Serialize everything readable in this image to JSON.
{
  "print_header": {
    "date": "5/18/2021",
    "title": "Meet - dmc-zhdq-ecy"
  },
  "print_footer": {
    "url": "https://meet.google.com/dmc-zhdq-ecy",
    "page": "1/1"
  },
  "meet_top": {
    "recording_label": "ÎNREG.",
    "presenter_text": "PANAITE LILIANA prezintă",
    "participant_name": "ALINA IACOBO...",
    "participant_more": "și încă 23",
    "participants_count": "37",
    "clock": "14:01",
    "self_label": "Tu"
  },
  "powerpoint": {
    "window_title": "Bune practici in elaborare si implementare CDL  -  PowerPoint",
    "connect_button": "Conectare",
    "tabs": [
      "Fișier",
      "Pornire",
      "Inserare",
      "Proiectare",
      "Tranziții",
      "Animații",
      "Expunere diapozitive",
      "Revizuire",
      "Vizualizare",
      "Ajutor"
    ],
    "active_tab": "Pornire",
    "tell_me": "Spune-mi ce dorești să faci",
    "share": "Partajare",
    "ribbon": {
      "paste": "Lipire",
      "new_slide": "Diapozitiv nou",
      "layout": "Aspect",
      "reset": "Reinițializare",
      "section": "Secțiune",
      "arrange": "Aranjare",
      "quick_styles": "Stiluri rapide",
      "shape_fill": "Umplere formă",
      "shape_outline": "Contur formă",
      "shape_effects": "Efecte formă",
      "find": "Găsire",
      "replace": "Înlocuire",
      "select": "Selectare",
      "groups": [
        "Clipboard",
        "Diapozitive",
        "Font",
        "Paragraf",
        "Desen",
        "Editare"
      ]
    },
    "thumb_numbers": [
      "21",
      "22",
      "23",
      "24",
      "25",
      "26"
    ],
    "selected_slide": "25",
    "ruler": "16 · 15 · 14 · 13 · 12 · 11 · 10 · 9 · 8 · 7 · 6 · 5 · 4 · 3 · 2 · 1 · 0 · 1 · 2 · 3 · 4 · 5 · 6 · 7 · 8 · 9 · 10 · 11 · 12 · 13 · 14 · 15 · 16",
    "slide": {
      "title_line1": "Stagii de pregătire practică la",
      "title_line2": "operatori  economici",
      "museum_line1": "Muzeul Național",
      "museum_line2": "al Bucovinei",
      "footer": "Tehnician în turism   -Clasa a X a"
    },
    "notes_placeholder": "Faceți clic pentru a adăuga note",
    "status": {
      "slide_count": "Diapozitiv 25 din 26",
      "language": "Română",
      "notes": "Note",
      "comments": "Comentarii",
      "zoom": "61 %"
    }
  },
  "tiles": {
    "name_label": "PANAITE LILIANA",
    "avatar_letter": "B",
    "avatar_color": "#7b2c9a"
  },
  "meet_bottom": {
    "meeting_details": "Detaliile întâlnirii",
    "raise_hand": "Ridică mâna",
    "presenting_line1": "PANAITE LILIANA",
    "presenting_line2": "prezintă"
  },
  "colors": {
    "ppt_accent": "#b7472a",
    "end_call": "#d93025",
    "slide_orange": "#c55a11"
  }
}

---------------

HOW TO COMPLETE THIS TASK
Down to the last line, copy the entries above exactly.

TASK RESPONSE
Serialize everything readable in this image to JSON.
{
  "print_header": {
    "date": "5/18/2021",
    "title": "Meet - dmc-zhdq-ecy"
  },
  "print_footer": {
    "url": "https://meet.google.com/dmc-zhdq-ecy",
    "page": "1/1"
  },
  "meet_top": {
    "recording_label": "ÎNREG.",
    "presenter_text": "PANAITE LILIANA prezintă",
    "participant_name": "ALINA IACOBO...",
    "participant_more": "și încă 23",
    "participants_count": "37",
    "clock": "14:01",
    "self_label": "Tu"
  },
  "powerpoint": {
    "window_title": "Bune practici in elaborare si implementare CDL  -  PowerPoint",
    "connect_button": "Conectare",
    "tabs": [
      "Fișier",
      "Pornire",
      "Inserare",
      "Proiectare",
      "Tranziții",
      "Animații",
      "Expunere diapozitive",
      "Revizuire",
      "Vizualizare",
      "Ajutor"
    ],
    "active_tab": "Pornire",
    "tell_me": "Spune-mi ce dorești să faci",
    "share": "Partajare",
    "ribbon": {
      "paste": "Lipire",
      "new_slide": "Diapozitiv nou",
      "layout": "Aspect",
      "reset": "Reinițializare",
      "section": "Secțiune",
      "arrange": "Aranjare",
      "quick_styles": "Stiluri rapide",
      "shape_fill": "Umplere formă",
      "shape_outline": "Contur formă",
      "shape_effects": "Efecte formă",
      "find": "Găsire",
      "replace": "Înlocuire",
      "select": "Selectare",
      "groups": [
        "Clipboard",
        "Diapozitive",
        "Font",
        "Paragraf",
        "Desen",
        "Editare"
      ]
    },
    "thumb_numbers": [
      "21",
      "22",
      "23",
      "24",
      "25",
      "26"
    ],
    "selected_slide": "25",
    "ruler": "16 · 15 · 14 · 13 · 12 · 11 · 10 · 9 · 8 · 7 · 6 · 5 · 4 · 3 · 2 · 1 · 0 · 1 · 2 · 3 · 4 · 5 · 6 · 7 · 8 · 9 · 10 · 11 · 12 · 13 · 14 · 15 · 16",
    "slide": {
      "title_line1": "Stagii de pregătire practică la",
      "title_line2": "operatori  economici",
      "museum_line1": "Muzeul Național",
      "museum_line2": "al Bucovinei",
      "footer": "Tehnician în turism   -Clasa a X a"
    },
    "notes_placeholder": "Faceți clic pentru a adăuga note",
    "status": {
      "slide_count": "Diapozitiv 25 din 26",
      "language": "Română",
      "notes": "Note",
      "comments": "Comentarii",
      "zoom": "61 %"
    }
  },
  "tiles": {
    "name_label": "PANAITE LILIANA",
    "avatar_letter": "B",
    "avatar_color": "#7b2c9a"
  },
  "meet_bottom": {
    "meeting_details": "Detaliile întâlnirii",
    "raise_hand": "Ridică mâna",
    "presenting_line1": "PANAITE LILIANA",
    "presenting_line2": "prezintă"
  },
  "colors": {
    "ppt_accent": "#b7472a",
    "end_call": "#d93025",
    "slide_orange": "#c55a11"
  }
}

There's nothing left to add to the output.